I would like to introduce you to North America's native bamboos. There are three species, all hailing from the same genus - Arundinaria. Today they hardly get the attention they deserve but in the past, there were an incredibly important group of plants both ecologically and culturally. Today they occupy a mere shadow of this former glory so in keeping with the goal of In Defense of Plants, I am here to defend these plants.
There are three species in the genus Arundinaria -- A. appalachiana, A. gigantea, and A. tecta -- and all of these are native to the southeast. There has been a whole lot of taxonomic debate over these plants ever since Thomas Walter first described the first of them in 1788. Since then, there have been many revisions. Whether or not any Asian bamboos belong in this genus is a story for another time but recent genetic work confirms that these three species are valid.
Each differs slightly in its ecology. Giant or river cane (A. gigantea) is a denizen of alluvial forests and swamps as is switch cane (A. tecta), although switch cane seems to be a bit more obligate in its need for swamp-like habitats. Hill cane (A. appalachiana) was only described in 2006 and prefers dry to moist forested slopes and forest edges. One interesting things about hill cane is that it drops its leaves in the fall, an unusual trait for a bamboo.
A majority of their reproduction is asexual via spreading rhizomes. All three species of cane rarely flower. When they do, plants usually die after setting seed. As such, a majority of canes you may encounter in the wild are clones connected by a vast network of large rhizomes. These rhizomes can persist for decades or even centuries meaning persistent patches are quite old. These rhizomes can lay dormant for some time as well, waiting for some form of canopy clearing disturbance to provide the conditions they need to grow again.
Despite how common these canes may seem in some areas, they are nowhere near what they once were. European settlers wrote of vast stretches of rivers and swamps completely covered in cane. They called these "canebrakes" and they persisted as such due to the importance of Arundinaria to Native Americans. Regular burning created perfect conditions for cane to thrive and thrive it did.

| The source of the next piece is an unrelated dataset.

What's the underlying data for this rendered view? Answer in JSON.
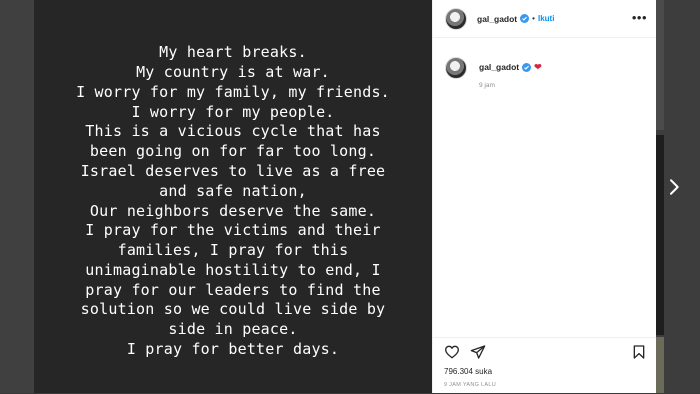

Because it was once so prolific, its ecological impacts were quite immense. Many animals relied on canebrakes for food, shelter, and a place to breed. Unfortunately, cane was also highly sought after as food for cattle. Unsustainable grazing took its toll, as did fire suppression. What's more, the rich soils and relatively flat topography in which these canes tend to grow was also the preferred spot for farming. In fact, settlers used canebrakes as an indicator of good soils. Vast acres of cane were cleared and plowed under. Unfortunately for cane and the habitat it created, when it disappeared, so did much of its function.
Once cleared, cane is slow to return. Its tendency to not flower frequently means few seeds are ever produced. Even clonal reproduction can be tedious if the right conditions are not present. Cane has lost most of the ground in which it once grew. With it went vital components of the southeastern ecosystem. It has even been suggested that the loss of canebrakes played a major role in the extinction of Bachman's warbler (Vermivora bachmanii) though it is hard to say for sure.
Though all three species of cane still persist today, they are not the ecosystem builders they once were. It will take a lot of changes here in North America both ecologically and culturally before these three bamboos can ever regain much of their former range. Still, they are interesting plants to encounter and well worth taking some time to enjoy.